The judge denied her any reparations just as Timothy Meaher, the slaveowner who organized the illegal Clotilda journey, had denied reparations to the ship’s survivors back in 1865. Cudjo Lewis told Zora Neale Hurston that when he asked Timothy Meaher about reparations for the Clotilda survivors, he responded: “Fool do you think I goin’ give you property on top of property? I tookee good keer my slaves and derefo’ I doan owe dem nothin.”

Even with so much stolen from them, Cudjo Lewis and many other Clotlida survivors were able to purchase land to build their own community of Africatown near Mobile, Alabama. The town has struggled economically in the past couple of decades; it has survived Hurricane Katrina and dangerous levels of industrial pollution, including from the 2010 BP Deepwater Horizon oil spill. After the 2019 discovery of the Clotlida’s wreckage, Africatown hoped to draw tourism revenue from an upcoming exhibit about the ship.

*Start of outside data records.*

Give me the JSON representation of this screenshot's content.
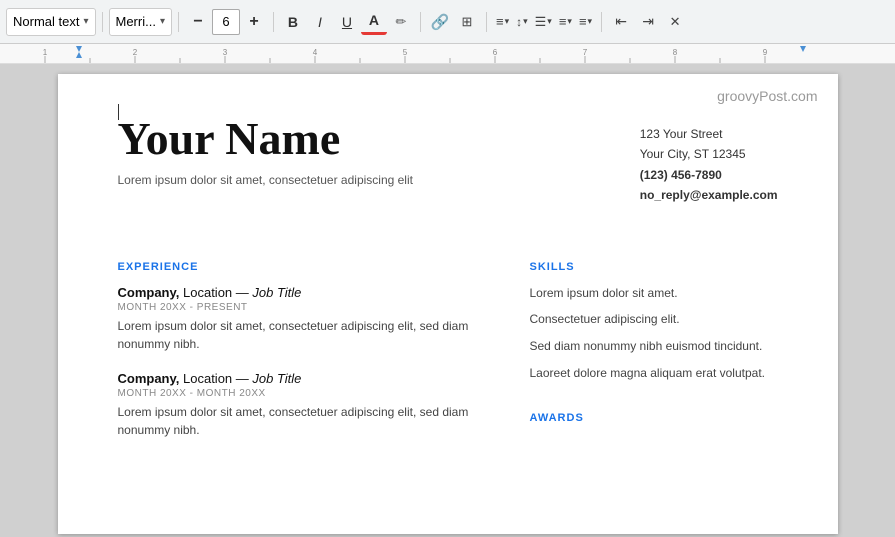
{
  "toolbar": {
    "style_label": "Normal text",
    "font_label": "Merri...",
    "font_size": "6",
    "bold_label": "B",
    "italic_label": "I",
    "underline_label": "U",
    "font_color_label": "A",
    "highlight_label": "A",
    "link_label": "🔗",
    "insert_label": "⊞",
    "align_label": "≡",
    "line_spacing_label": "≡",
    "checklist_label": "☑",
    "bullets_label": "≡",
    "numbering_label": "≡",
    "indent_dec_label": "⇤",
    "indent_inc_label": "⇥",
    "format_clear_label": "✕"
  },
  "watermark": "groovyPost.com",
  "resume": {
    "name": "Your Name",
    "tagline": "Lorem ipsum dolor sit amet, consectetuer adipiscing elit",
    "contact": {
      "street": "123 Your Street",
      "city": "Your City, ST 12345",
      "phone": "(123) 456-7890",
      "email": "no_reply@example.com"
    },
    "sections": {
      "experience_label": "EXPERIENCE",
      "skills_label": "SKILLS",
      "awards_label": "AWARDS"
    },
    "jobs": [
      {
        "company": "Company,",
        "location_title": " Location — ",
        "job_title": "Job Title",
        "dates": "MONTH 20XX - PRESENT",
        "description": "Lorem ipsum dolor sit amet, consectetuer adipiscing elit, sed diam nonummy nibh."
      },
      {
        "company": "Company,",
        "location_title": " Location — ",
        "job_title": "Job Title",
        "dates": "MONTH 20XX - MONTH 20XX",
        "description": "Lorem ipsum dolor sit amet, consectetuer adipiscing elit, sed diam nonummy nibh."
      }
    ],
    "skills": [
      "Lorem ipsum dolor sit amet.",
      "Consectetuer adipiscing elit.",
      "Sed diam nonummy nibh euismod tincidunt.",
      "Laoreet dolore magna aliquam erat volutpat."
    ]
  }
}
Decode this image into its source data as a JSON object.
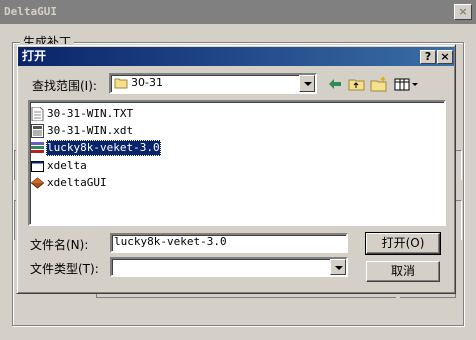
{
  "outer_window": {
    "title": "DeltaGUI",
    "close_label": "×",
    "group_label": "生成补丁"
  },
  "dialog": {
    "title": "打开",
    "help_label": "?",
    "close_label": "×",
    "lookin_label": "查找范围(I):",
    "lookin_value": "30-31",
    "filename_label": "文件名(N):",
    "filename_value": "lucky8k-veket-3.0",
    "filetype_label": "文件类型(T):",
    "filetype_value": "",
    "open_button": "打开(O)",
    "cancel_button": "取消",
    "files": [
      {
        "name": "30-31-WIN.TXT",
        "icon": "text-file-icon"
      },
      {
        "name": "30-31-WIN.xdt",
        "icon": "xdt-file-icon"
      },
      {
        "name": "lucky8k-veket-3.0",
        "icon": "archive-file-icon",
        "selected": true
      },
      {
        "name": "xdelta",
        "icon": "exe-window-icon"
      },
      {
        "name": "xdeltaGUI",
        "icon": "diamond-app-icon"
      }
    ]
  }
}
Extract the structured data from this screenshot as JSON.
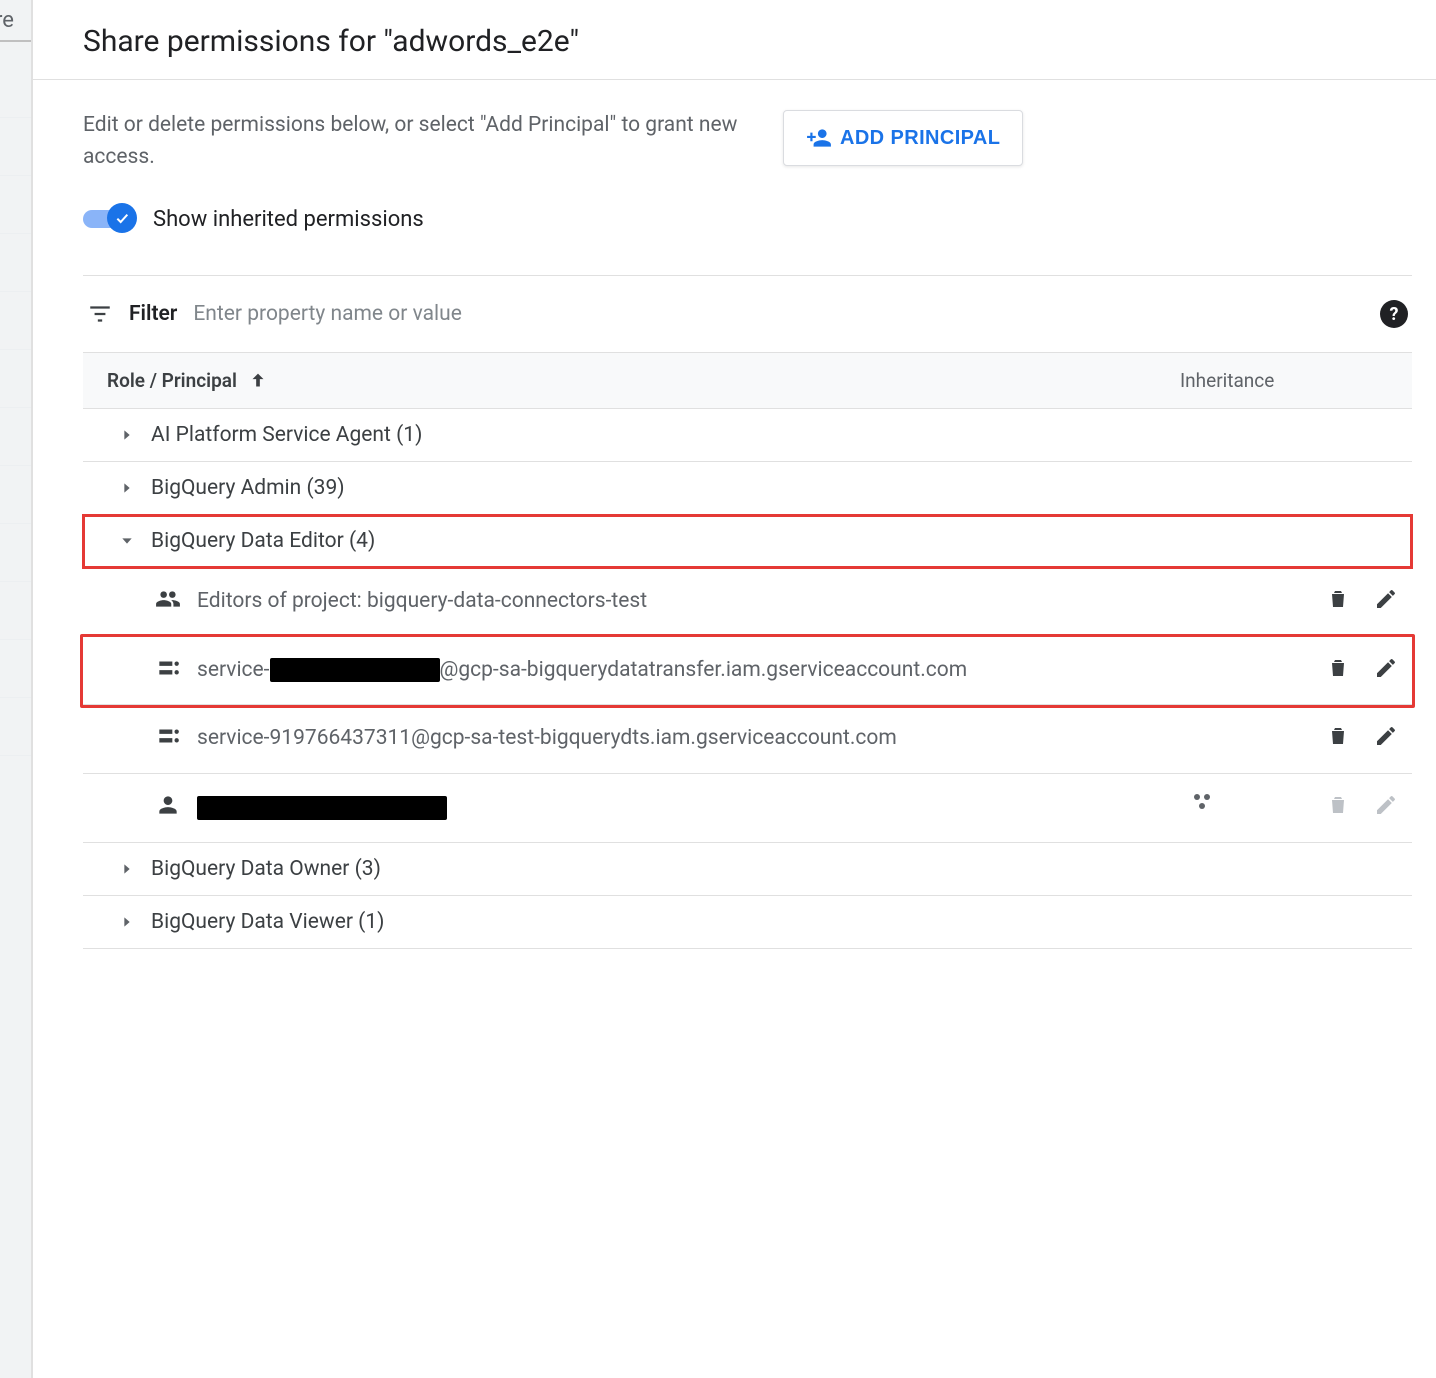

Still, attempts to revive Africatown have received little attention from the Meaher family that still owns a lot of land in Alabama. In an interview for National Geographic’s February 2020 cover story, Timothy Meaher’s great-grandson Robert Meaher questioned whether the Clotilda’s wreckage is real, emphasized that Timothy never went to prison for his slave-trading crimes (many white men didn’t) and tried to justify the crimes by saying that Cudjo Lewis became a Christian in the U.S. He also said he is not open to meeting with the ship’s survivors.